• [RECORDS FOR THIS TASK]
********

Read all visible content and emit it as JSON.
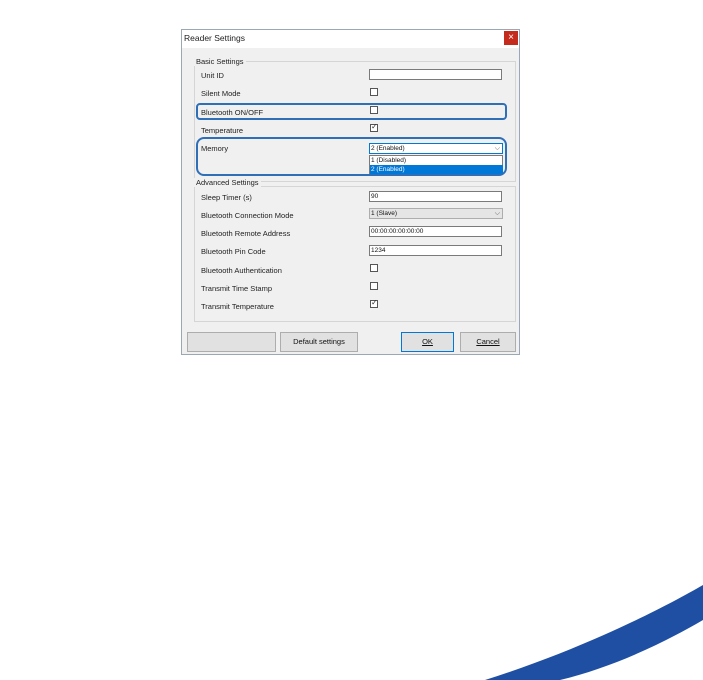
{
  "window": {
    "title": "Reader Settings",
    "close_glyph": "×"
  },
  "basic": {
    "label": "Basic Settings",
    "unit_id": {
      "label": "Unit ID",
      "value": ""
    },
    "silent_mode": {
      "label": "Silent Mode",
      "checked": false
    },
    "bluetooth": {
      "label": "Bluetooth ON/OFF",
      "checked": false
    },
    "temperature": {
      "label": "Temperature",
      "checked": true
    },
    "memory": {
      "label": "Memory",
      "selected": "2 (Enabled)",
      "options": [
        "1 (Disabled)",
        "2 (Enabled)"
      ]
    }
  },
  "advanced": {
    "label": "Advanced Settings",
    "sleep_timer": {
      "label": "Sleep Timer (s)",
      "value": "90"
    },
    "conn_mode": {
      "label": "Bluetooth Connection Mode",
      "selected": "1 (Slave)"
    },
    "remote_address": {
      "label": "Bluetooth Remote Address",
      "value": "00:00:00:00:00:00"
    },
    "pin_code": {
      "label": "Bluetooth Pin Code",
      "value": "1234"
    },
    "authentication": {
      "label": "Bluetooth Authentication",
      "checked": false
    },
    "time_stamp": {
      "label": "Transmit Time Stamp",
      "checked": false
    },
    "transmit_temperature": {
      "label": "Transmit Temperature",
      "checked": true
    }
  },
  "buttons": {
    "default": "Default settings",
    "ok": "OK",
    "cancel": "Cancel"
  },
  "colors": {
    "accent": "#0078d7",
    "highlight": "#2f6fb8",
    "swoosh": "#1f4fa3",
    "close": "#c42b1c"
  }
}
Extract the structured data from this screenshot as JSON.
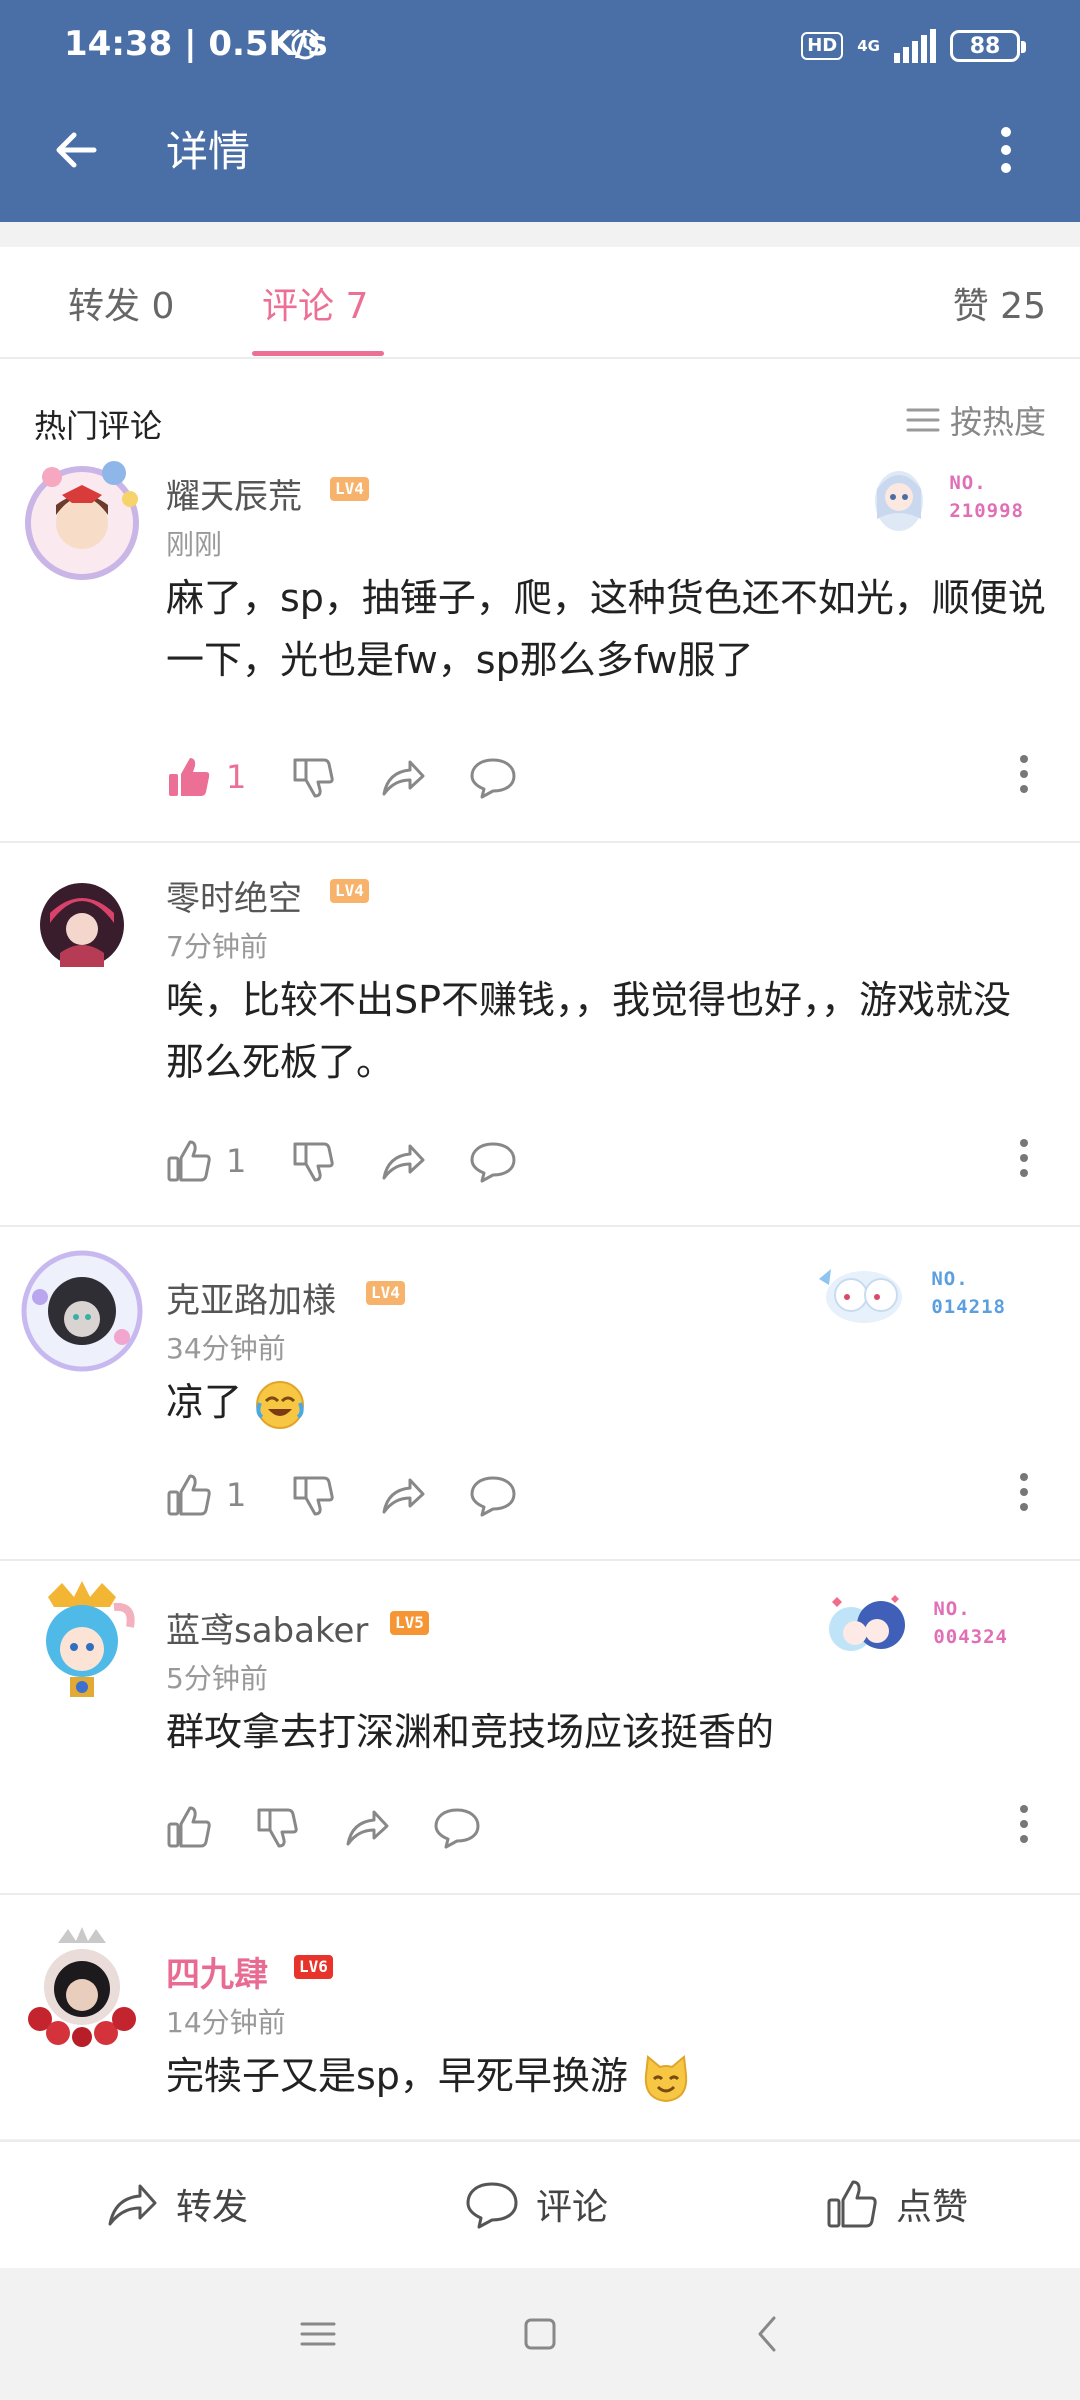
{
  "status_bar": {
    "time": "14:38 | 0.5K/s",
    "hd": "HD",
    "network": "4G",
    "battery": "88"
  },
  "app_bar": {
    "title": "详情"
  },
  "tabs": {
    "repost": "转发 0",
    "comments": "评论 7",
    "likes": "赞 25"
  },
  "section": {
    "title": "热门评论",
    "sort_label": "按热度"
  },
  "comments": [
    {
      "user": "耀天辰荒",
      "level": "LV4",
      "time": "刚刚",
      "text": "麻了，sp，抽锤子，爬，这种货色还不如光，顺便说一下，光也是fw，sp那么多fw服了",
      "likes": "1",
      "liked": true,
      "badge": {
        "no": "NO.",
        "code": "210998",
        "color": "#e06fb6"
      }
    },
    {
      "user": "零时绝空",
      "level": "LV4",
      "time": "7分钟前",
      "text": "唉，比较不出SP不赚钱，，我觉得也好，，游戏就没那么死板了。",
      "likes": "1",
      "liked": false
    },
    {
      "user": "克亚路加様",
      "level": "LV4",
      "time": "34分钟前",
      "text": "凉了",
      "likes": "1",
      "liked": false,
      "badge": {
        "no": "NO.",
        "code": "014218",
        "color": "#5b9fe0"
      }
    },
    {
      "user": "蓝鸢sabaker",
      "level": "LV5",
      "time": "5分钟前",
      "text": "群攻拿去打深渊和竞技场应该挺香的",
      "likes": "",
      "liked": false,
      "badge": {
        "no": "NO.",
        "code": "004324",
        "color": "#e06fb6"
      }
    },
    {
      "user": "四九肆",
      "level": "LV6",
      "time": "14分钟前",
      "text": "完犊子又是sp，早死早换游"
    }
  ],
  "bottom_bar": {
    "repost": "转发",
    "comment": "评论",
    "like": "点赞"
  },
  "colors": {
    "app_bar": "#4a6fa7",
    "accent_pink": "#ec6f95"
  }
}
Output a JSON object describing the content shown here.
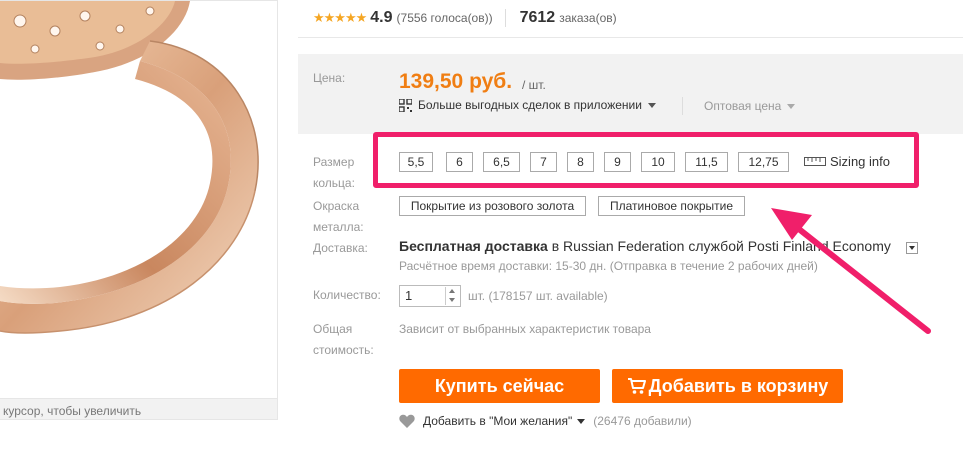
{
  "product_image": {
    "zoom_hint": "курсор, чтобы увеличить"
  },
  "rating": {
    "stars_glyph": "★★★★★",
    "value": "4.9",
    "votes": "(7556 голоса(ов))",
    "orders_count": "7612",
    "orders_label": "заказа(ов)"
  },
  "price": {
    "label": "Цена:",
    "value": "139,50 руб.",
    "unit": "/ шт.",
    "app_deals": "Больше выгодных сделок в приложении",
    "wholesale": "Оптовая цена"
  },
  "ring_size": {
    "label_line1": "Размер",
    "label_line2": "кольца:",
    "sizes": [
      "5,5",
      "6",
      "6,5",
      "7",
      "8",
      "9",
      "10",
      "11,5",
      "12,75"
    ],
    "sizing_info": "Sizing info"
  },
  "metal_color": {
    "label_line1": "Окраска",
    "label_line2": "металла:",
    "options": [
      "Покрытие из розового золота",
      "Платиновое покрытие"
    ]
  },
  "delivery": {
    "label": "Доставка:",
    "free": "Бесплатная доставка",
    "rest": " в  Russian Federation службой Posti Finland Economy",
    "estimate": "Расчётное время доставки: 15-30 дн. (Отправка в течение 2 рабочих дней)"
  },
  "quantity": {
    "label": "Количество:",
    "value": "1",
    "available": "шт. (178157 шт. available)"
  },
  "total": {
    "label_line1": "Общая",
    "label_line2": "стоимость:",
    "text": "Зависит от выбранных характеристик товара"
  },
  "buttons": {
    "buy": "Купить сейчас",
    "cart": "Добавить в корзину"
  },
  "wishlist": {
    "label": "Добавить в \"Мои желания\"",
    "count": "(26476 добавили)"
  },
  "colors": {
    "accent": "#ff6a00",
    "price": "#f07e13",
    "highlight": "#f01f6a",
    "stars": "#f5a623"
  }
}
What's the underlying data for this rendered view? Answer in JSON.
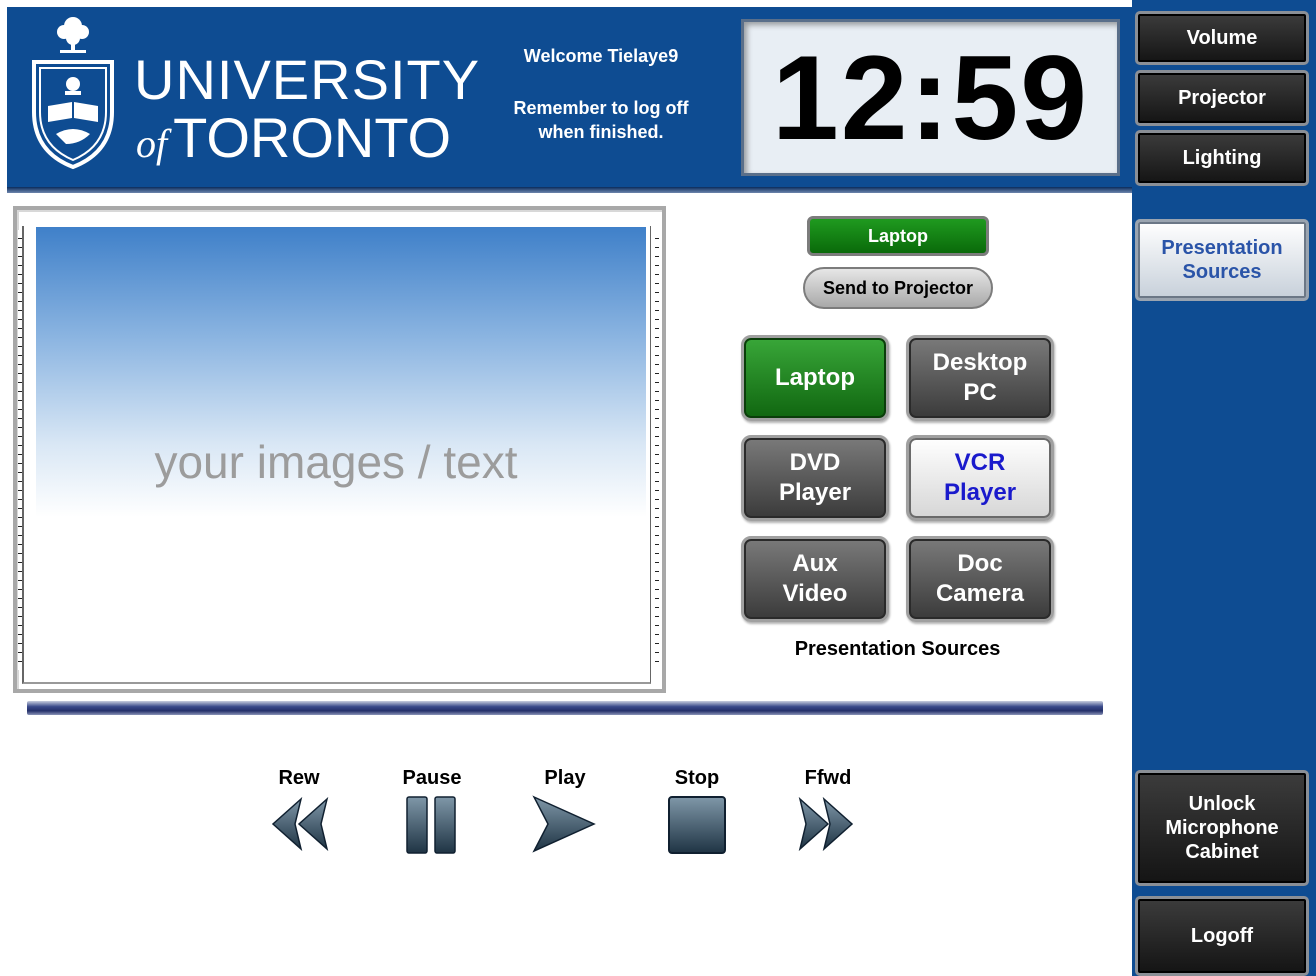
{
  "header": {
    "university_line1": "UNIVERSITY",
    "university_of": "of",
    "university_line2": "TORONTO",
    "welcome": "Welcome Tielaye9",
    "reminder_line1": "Remember to log off",
    "reminder_line2": "when finished.",
    "clock": "12:59"
  },
  "sidebar": {
    "volume": "Volume",
    "projector": "Projector",
    "lighting": "Lighting",
    "presentation_sources_line1": "Presentation",
    "presentation_sources_line2": "Sources",
    "unlock_line1": "Unlock",
    "unlock_line2": "Microphone",
    "unlock_line3": "Cabinet",
    "logoff": "Logoff"
  },
  "preview": {
    "placeholder": "your images / text"
  },
  "sources": {
    "current": "Laptop",
    "send_to_projector": "Send to Projector",
    "laptop": "Laptop",
    "desktop_line1": "Desktop",
    "desktop_line2": "PC",
    "dvd_line1": "DVD",
    "dvd_line2": "Player",
    "vcr_line1": "VCR",
    "vcr_line2": "Player",
    "aux_line1": "Aux",
    "aux_line2": "Video",
    "doc_line1": "Doc",
    "doc_line2": "Camera",
    "caption": "Presentation Sources"
  },
  "transport": {
    "rew": "Rew",
    "pause": "Pause",
    "play": "Play",
    "stop": "Stop",
    "ffwd": "Ffwd"
  },
  "colors": {
    "brand_blue": "#0e4c92",
    "active_source_green": "#1f9a1f"
  },
  "icons": {
    "crest": "university-crest-icon",
    "rew": "rewind-icon",
    "pause": "pause-icon",
    "play": "play-icon",
    "stop": "stop-icon",
    "ffwd": "fast-forward-icon"
  }
}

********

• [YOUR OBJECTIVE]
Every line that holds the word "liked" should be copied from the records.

• [ANSWER TO THIS TASK]
      "liked": true,
      "liked": false
      "liked": false,
      "liked": false,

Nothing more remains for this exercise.